Warning: graphic content. I will be talking about poop and punctuation. I don't know which is more icky.
There comes a time in everyone's life when their doctor wants to talk about body parts that we really don't want to discuss. Listen, as far as I'm concerned, a colon is a punctuation mark -- two little dots that are used after a word introducing a quotation, an explanation, a description, an example, or a series, and often after the salutation of a business letter. My doctor begs to differ.
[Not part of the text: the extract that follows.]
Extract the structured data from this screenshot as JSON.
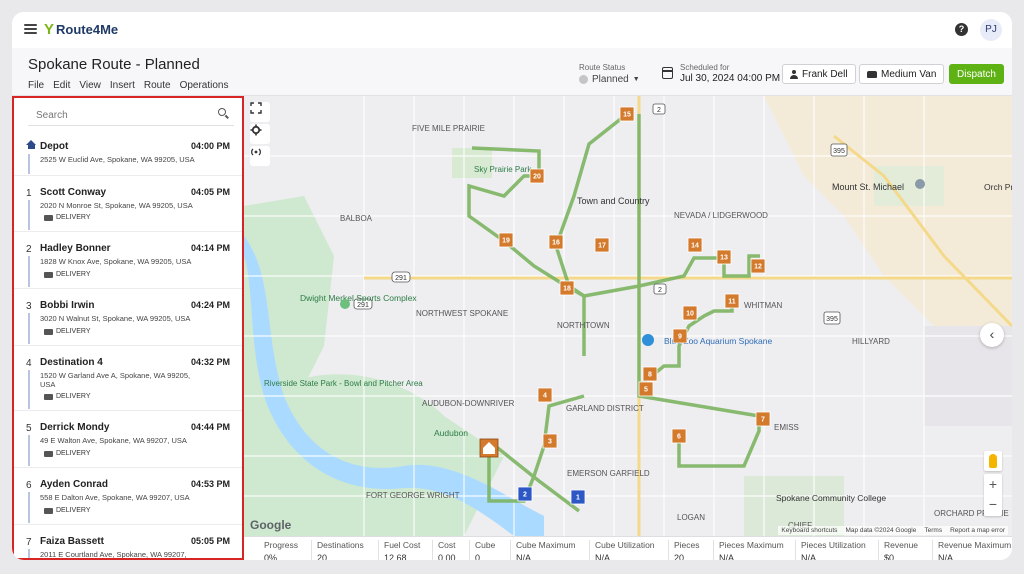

Since I am nearing 50 it's time to screen for colon cancer. I need a FOBT, the doctor said: a blood test. [Hey look, I just used a colon in the syntactical-descriptive sense. Sorry. Grammar geek. Moving on...] But it isn't really a blood test, it doesn't test for something in your blood. You don't go tripping happily down to the lab to get a vial or two drawn. It's a test to detect the presence of blood in something else. What, you ask? (But only if you're really dense, otherwise you've already figured it out. Here's a hint:)
Yes, the F in FOBT stands for 'fecal'
The O in FOBT stands for 'occult' (occult?!?!), which made me wonder if I am I supposed to draw a pentagram around the toilet and hang a goat skull from the wall while wearing a black robe.
Because I totally will if I have to.
(Note to self: check out Kijiji Ottawa for goat skulls.)
But I digress. FOBT stands for fecal occult blood test. The doctor gave me a kit with three cardboard slides with flaps that you open, and applicators that look like anorexic popsicle sticks to, you know, spread some, um, 'sample' on the slides. You do that and then you close up the flaps and put the slides in the special plastic envelope and take it back to the doctor's office for them to send to the lab.
(I'm very glad that I don't work in the lab and have a job description that includes "Opening special plastic envelopes, removing cardboard slides, and opening up the flaps." Because, ewwww. )
But wait, that's not all. There is a diet to be followed before one can start this whole process: generous amounts of cooked and raw vegetables, plenty of fruits, and moderate amounts of high-fibre foods. Well, that makes sense.
There is also a kind of bewildering list of things one must not eat: turnips, broccoli, horseradish, cantaloupe, parsnips, radishes, and cauliflower. These foods contain chemicals that can result in false positives or false negatives.
It's a good thing that red wine isn't on that list. Because in order to do this I'm going to need lots.